June 2012: .254/.308/.429 with 32 home runs and 116 runs.
July 2012: .280/.334/.443 with 34 home runs and 132 runs.
August 2012: .268/.326/.409 with 28 home runs and 137 runs.
September/October 2012: .274/.335/.484 with 53 home runs and 154 runs.
Also, it’s easy to forget the quality of opponents the Nationals faced and will continue to. The Cardinals are a strong team with patient and smart hitters and a starting rotation with a major-league leading 2.35 ERA. The Nationals, for all their talent and expectations placed upon them, are in a brutal stretch of their early schedule where they play 17 straight games. After the Cardinals, come the defending NL Central champion Cincinnati Reds and then the Atlanta Braves and AL champion Detroit Tigers, with a trip to Pittsburgh sandwiched in between. Even though the Nationals had so much preseason praise heaped upon them for their potential, their opponents — other than the Miami Marlins — haven’t been pushovers.
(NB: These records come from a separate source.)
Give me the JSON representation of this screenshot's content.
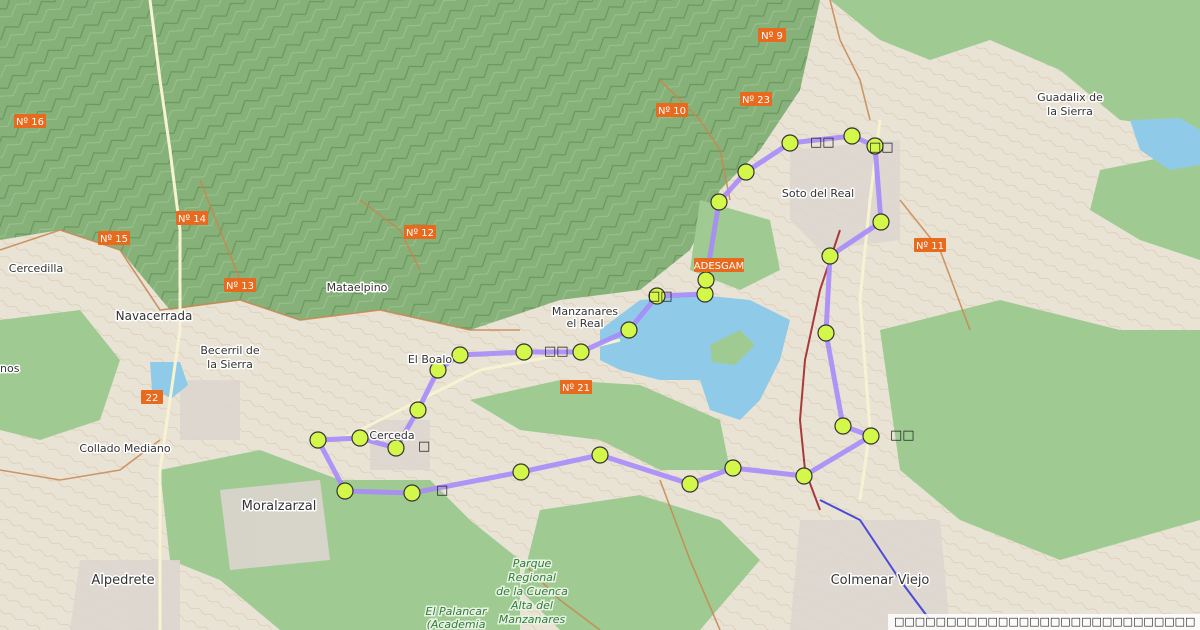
{
  "map": {
    "colors": {
      "terrain": "#e9e3d6",
      "forest": "#9fcb93",
      "forest_dark": "#7fb07a",
      "water": "#8fcbe8",
      "route": "#a78bfa",
      "waypoint": "#d4f84a",
      "road_shield": "#e86a1f",
      "contour": "#c8874f",
      "rail": "#4a4ad6"
    },
    "places": [
      {
        "name": "Guadalix de",
        "name2": "la Sierra"
      },
      {
        "name": "Soto del Real"
      },
      {
        "name": "Cercedilla"
      },
      {
        "name": "Navacerrada"
      },
      {
        "name": "Becerril de",
        "name2": "la Sierra"
      },
      {
        "name": "Mataelpino"
      },
      {
        "name": "Manzanares",
        "name2": "el Real"
      },
      {
        "name": "El Boalo"
      },
      {
        "name": "Cerceda"
      },
      {
        "name": "Collado Mediano"
      },
      {
        "name": "Moralzarzal"
      },
      {
        "name": "Alpedrete"
      },
      {
        "name": "Colmenar Viejo"
      },
      {
        "name": "ADESGAM"
      },
      {
        "name": "nos"
      }
    ],
    "road_shields": [
      "Nº 9",
      "Nº 10",
      "Nº 23",
      "Nº 16",
      "Nº 14",
      "Nº 15",
      "Nº 13",
      "Nº 12",
      "Nº 11",
      "Nº 21",
      "22"
    ],
    "park_label": [
      "Parque",
      "Regional",
      "de la Cuenca",
      "Alta del",
      "Manzanares"
    ],
    "palancar_label": [
      "El Palancar",
      "(Academia"
    ],
    "poi_labels": [
      "□□",
      "□□",
      "□□",
      "□□",
      "□",
      "□",
      "□□"
    ],
    "attribution": "□□□□□□□□□□□□□□□□□□□□□□□□□□□□□"
  }
}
“We want to play good teams,” Denard Span said. “We get a chance to see where we are. I think its going to help us later on in the season.”
FROM THE POST
Stephen Strasburg must get back to putting first-pitch strikes first, writes Thomas Boswell.
FROM YESTERDAY’S JOURNAL
NATS MINOR LEAGUES
Reading 6, Harrisburg 5: Jerad Head and Justin Bloxom both hit solo home runs. Brian Goodwin is heating up, going 2 for 4 and raising his average to .288. Rick Hague knocked a triple and two RBI. Starter Trevor Holder went four innings and allowed four runs, only two earned.
Potomac 2, Carolina 0: Starter Blake Schwartz allowed only three hits and struck out five over six innings. Tyler Herron pitched two scoreless innings of relief and Derek Self notched the save. Kevin Keyes hit a two-run home run in the fourth, the winning difference.